His vocal concerns go beyond the visiting players. Tony is not afraid to lend his two cents to the referees, especially if he thinks they are constantly missing calls. “It’s all in good clean fun. Most of the referees know me and put up with my antics.” Tony recalls being ejected from a game once or twice. “That’s been a long time ago. All the referees know me now, and we get along just fine.”
Behind his dark exterior and solitary nature lies a Tony most probably don’t know. “Obviously the family does a lot for the school and we have a few charities we’re involved in.” Tony’s compassion goes even further. “I do a good bit with Special Olympics. I’ve got a good buddy I spend time with several times a week. We go bowling on Wednesdays, and have dinner at Hachiya after. My family and I don’t publicize things such as those things, because we don’t want the attention. We’ve been blessed and we just want to give back.”

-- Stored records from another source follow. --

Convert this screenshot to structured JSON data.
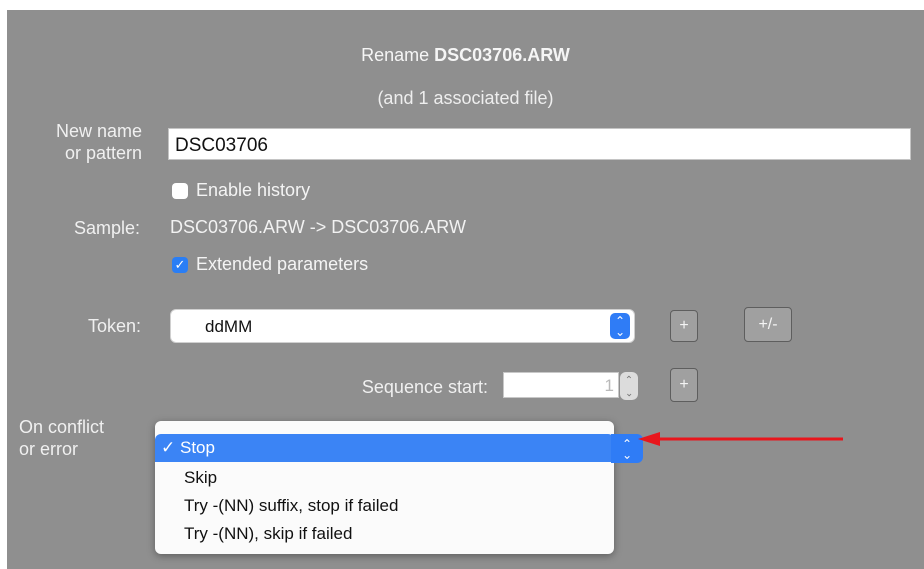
{
  "dialog": {
    "title_prefix": "Rename ",
    "title_filename": "DSC03706.ARW",
    "subtitle": "(and 1 associated file)"
  },
  "new_name": {
    "label_line1": "New name",
    "label_line2": "or pattern",
    "value": "DSC03706"
  },
  "enable_history": {
    "label": "Enable history",
    "checked": false
  },
  "sample": {
    "label": "Sample:",
    "value": "DSC03706.ARW -> DSC03706.ARW"
  },
  "extended_parameters": {
    "label": "Extended parameters",
    "checked": true
  },
  "token": {
    "label": "Token:",
    "selected": "ddMM",
    "add_button": "+",
    "plusminus_button": "+/-"
  },
  "sequence_start": {
    "label": "Sequence start:",
    "value": "1",
    "add_button": "+"
  },
  "on_conflict": {
    "label_line1": "On conflict",
    "label_line2": "or error",
    "checkmark": "✓",
    "options": [
      "Stop",
      "Skip",
      "Try -(NN) suffix, stop if failed",
      "Try -(NN), skip if failed"
    ],
    "selected_index": 0
  },
  "colors": {
    "panel_bg": "#8f8f8f",
    "accent_blue": "#2f7cf6",
    "annotation_arrow": "#e8161c"
  },
  "icons": {
    "popup_stepper": "up-down-chevron-icon",
    "checkbox_check": "checkmark-icon",
    "annotation": "red-arrow-icon"
  }
}
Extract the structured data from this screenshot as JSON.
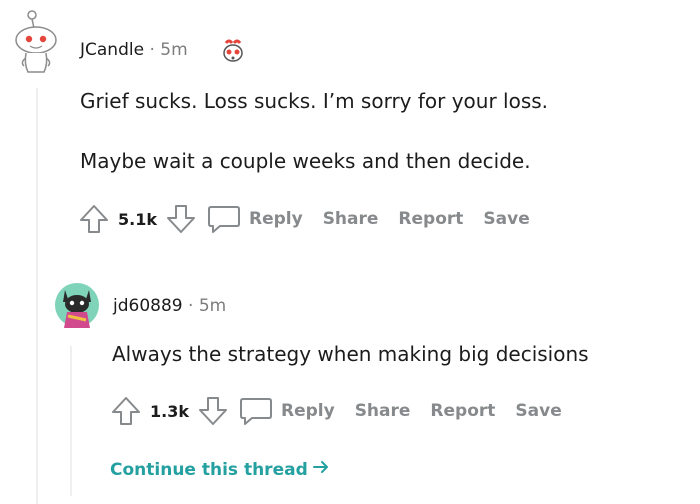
{
  "comment1": {
    "author": "JCandle",
    "separator": "·",
    "time": "5m",
    "lines": [
      "Grief sucks. Loss sucks. I’m sorry for your loss.",
      "Maybe wait a couple weeks and then decide."
    ],
    "votes": "5.1k",
    "reply_label": "Reply",
    "share_label": "Share",
    "report_label": "Report",
    "save_label": "Save"
  },
  "comment2": {
    "author": "jd60889",
    "separator": "·",
    "time": "5m",
    "lines": [
      "Always the strategy when making big decisions"
    ],
    "votes": "1.3k",
    "reply_label": "Reply",
    "share_label": "Share",
    "report_label": "Report",
    "save_label": "Save"
  },
  "continue_label": "Continue this thread",
  "colors": {
    "action_gray": "#878a8c",
    "thread_line": "#edeff1",
    "link_teal": "#24a0a0",
    "snoo_red": "#e4463c"
  }
}
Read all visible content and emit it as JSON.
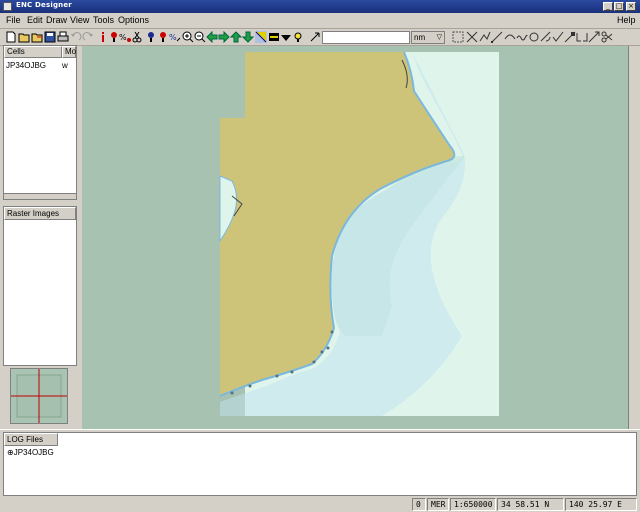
{
  "window": {
    "title": "ENC Designer",
    "controls": [
      "minimize",
      "maximize",
      "close"
    ]
  },
  "menu": {
    "items": [
      "File",
      "Edit",
      "Draw",
      "View",
      "Tools",
      "Options"
    ],
    "help": "Help"
  },
  "toolbar": {
    "scale_value": "",
    "unit": "nm"
  },
  "cells_panel": {
    "columns": [
      "Cells",
      "Mo"
    ],
    "rows": [
      {
        "name": "JP34OJBG",
        "mode": "w"
      }
    ]
  },
  "raster_panel": {
    "header": "Raster Images"
  },
  "log_panel": {
    "header": "LOG Files",
    "entries": [
      "JP34OJBG"
    ]
  },
  "statusbar": {
    "count": "0",
    "projection": "MER",
    "scale": "1:650000",
    "latitude": "34 58.51 N",
    "longitude": "140 25.97 E"
  },
  "colors": {
    "land": "#cdc47a",
    "sea_deep": "#aac4b4",
    "sea_shallow": "#dff5ec",
    "shoreline_blue": "#8ec8e8",
    "window_bg": "#d4d0c8"
  }
}
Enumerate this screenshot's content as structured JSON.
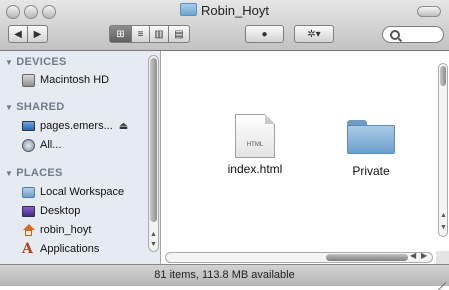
{
  "window": {
    "title": "Robin_Hoyt"
  },
  "toolbar": {
    "nav_back": "◀",
    "nav_forward": "▶",
    "view_icon": "⊞",
    "view_list": "≡",
    "view_columns": "▥",
    "view_coverflow": "▤",
    "quicklook": "●",
    "action": "✲▾"
  },
  "sidebar": {
    "sections": [
      {
        "label": "DEVICES",
        "items": [
          {
            "label": "Macintosh HD",
            "icon": "hard-drive-icon"
          }
        ]
      },
      {
        "label": "SHARED",
        "items": [
          {
            "label": "pages.emers...",
            "icon": "network-monitor-icon",
            "eject": "⏏"
          },
          {
            "label": "All...",
            "icon": "network-globe-icon"
          }
        ]
      },
      {
        "label": "PLACES",
        "items": [
          {
            "label": "Local Workspace",
            "icon": "folder-icon"
          },
          {
            "label": "Desktop",
            "icon": "desktop-icon"
          },
          {
            "label": "robin_hoyt",
            "icon": "home-icon"
          },
          {
            "label": "Applications",
            "icon": "applications-icon"
          }
        ]
      }
    ]
  },
  "files": [
    {
      "name": "index.html",
      "type": "html-file",
      "tag": "HTML"
    },
    {
      "name": "Private",
      "type": "folder"
    }
  ],
  "status": {
    "text": "81 items, 113.8 MB available"
  }
}
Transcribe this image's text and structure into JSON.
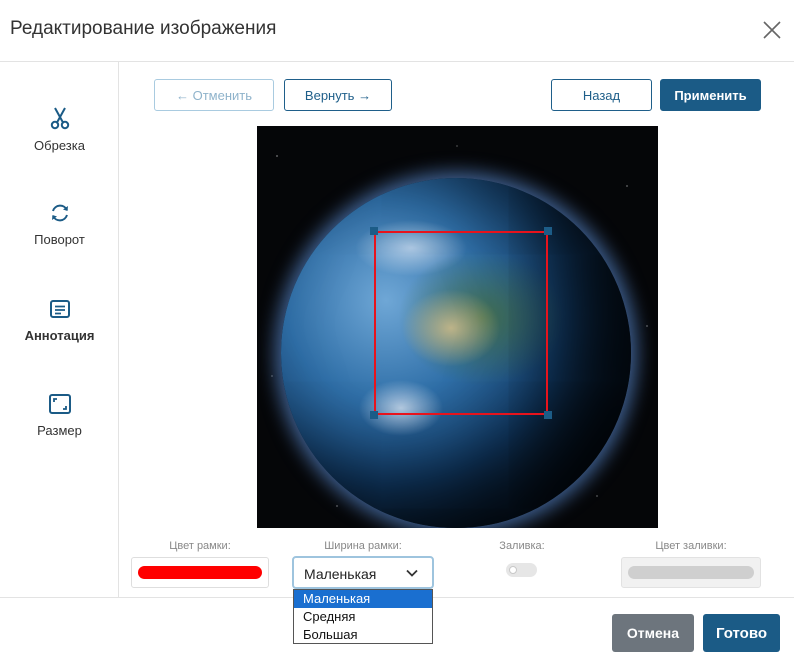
{
  "dialog": {
    "title": "Редактирование изображения"
  },
  "sidebar": {
    "items": [
      {
        "label": "Обрезка",
        "icon": "scissors-icon"
      },
      {
        "label": "Поворот",
        "icon": "rotate-icon"
      },
      {
        "label": "Аннотация",
        "icon": "annotation-icon",
        "active": true
      },
      {
        "label": "Размер",
        "icon": "resize-icon"
      }
    ]
  },
  "toolbar": {
    "undo_label": "← Отменить",
    "redo_label": "Вернуть →",
    "back_label": "Назад",
    "apply_label": "Применить"
  },
  "properties": {
    "border_color_label": "Цвет рамки:",
    "border_color": "#ff0000",
    "border_width_label": "Ширина рамки:",
    "border_width_value": "Маленькая",
    "fill_label": "Заливка:",
    "fill_enabled": false,
    "fill_color_label": "Цвет заливки:",
    "fill_color": "#cfcfcf"
  },
  "dropdown": {
    "options": [
      "Маленькая",
      "Средняя",
      "Большая"
    ],
    "selected": "Маленькая"
  },
  "footer": {
    "cancel_label": "Отмена",
    "done_label": "Готово"
  },
  "colors": {
    "accent": "#1b5b86",
    "annotation": "#e8131c",
    "cancel": "#6d757d"
  }
}
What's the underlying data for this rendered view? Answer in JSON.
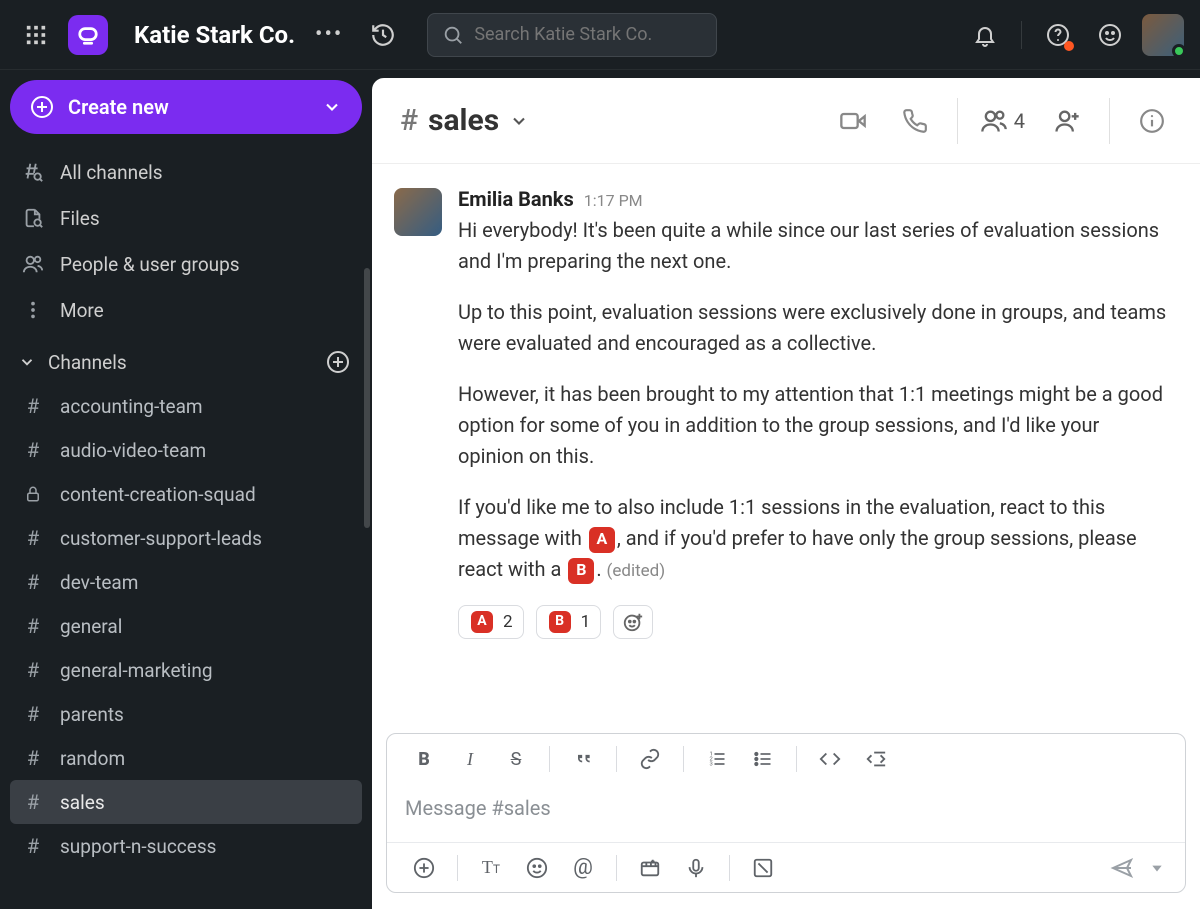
{
  "workspace": {
    "name": "Katie Stark Co."
  },
  "search": {
    "placeholder": "Search Katie Stark Co."
  },
  "sidebar": {
    "create_label": "Create new",
    "nav": [
      {
        "label": "All channels"
      },
      {
        "label": "Files"
      },
      {
        "label": "People & user groups"
      },
      {
        "label": "More"
      }
    ],
    "channels_header": "Channels",
    "channels": [
      {
        "label": "accounting-team",
        "icon": "hash"
      },
      {
        "label": "audio-video-team",
        "icon": "hash"
      },
      {
        "label": "content-creation-squad",
        "icon": "lock"
      },
      {
        "label": "customer-support-leads",
        "icon": "hash"
      },
      {
        "label": "dev-team",
        "icon": "hash"
      },
      {
        "label": "general",
        "icon": "hash"
      },
      {
        "label": "general-marketing",
        "icon": "hash"
      },
      {
        "label": "parents",
        "icon": "hash"
      },
      {
        "label": "random",
        "icon": "hash"
      },
      {
        "label": "sales",
        "icon": "hash",
        "active": true
      },
      {
        "label": "support-n-success",
        "icon": "hash"
      }
    ]
  },
  "channel": {
    "name": "sales",
    "member_count": "4"
  },
  "message": {
    "author": "Emilia Banks",
    "time": "1:17 PM",
    "p1": "Hi everybody! It's been quite a while since our last series of evaluation sessions and I'm preparing the next one.",
    "p2": "Up to this point, evaluation sessions were exclusively done in groups, and teams were evaluated and encouraged as a collective.",
    "p3": "However, it has been brought to my attention that 1:1 meetings might be a good option for some of you in addition to the group sessions, and I'd like your opinion on this.",
    "p4a": "If you'd like me to also include 1:1 sessions in the evaluation, react to this message with ",
    "badge_a": "A",
    "p4b": ", and if you'd prefer to have only the group sessions, please react with a ",
    "badge_b": "B",
    "p4c": ". ",
    "edited": "(edited)",
    "reactions": [
      {
        "letter": "A",
        "count": "2"
      },
      {
        "letter": "B",
        "count": "1"
      }
    ]
  },
  "composer": {
    "placeholder": "Message #sales"
  }
}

For those who only judge Tony Gianoukos by his animated courtside manner, they are underestimating the man in black completely. Outside TD Arena, and away from College of Charleston men’s basketball he is a mild mannered gentleman who often goes out of his way to take care of others, and as I have witnessed he has many friends in the community. The low country and Holy City Sinner salutes Tony G. and the Gianoukos family for their commitment to the College of Charleston men’s basketball program, the school, family, and their vow to make a difference in the community. Thank you Tony, for all you do, you represent the Holy City in a positive light. He appropriately adds, “Go Cougars!’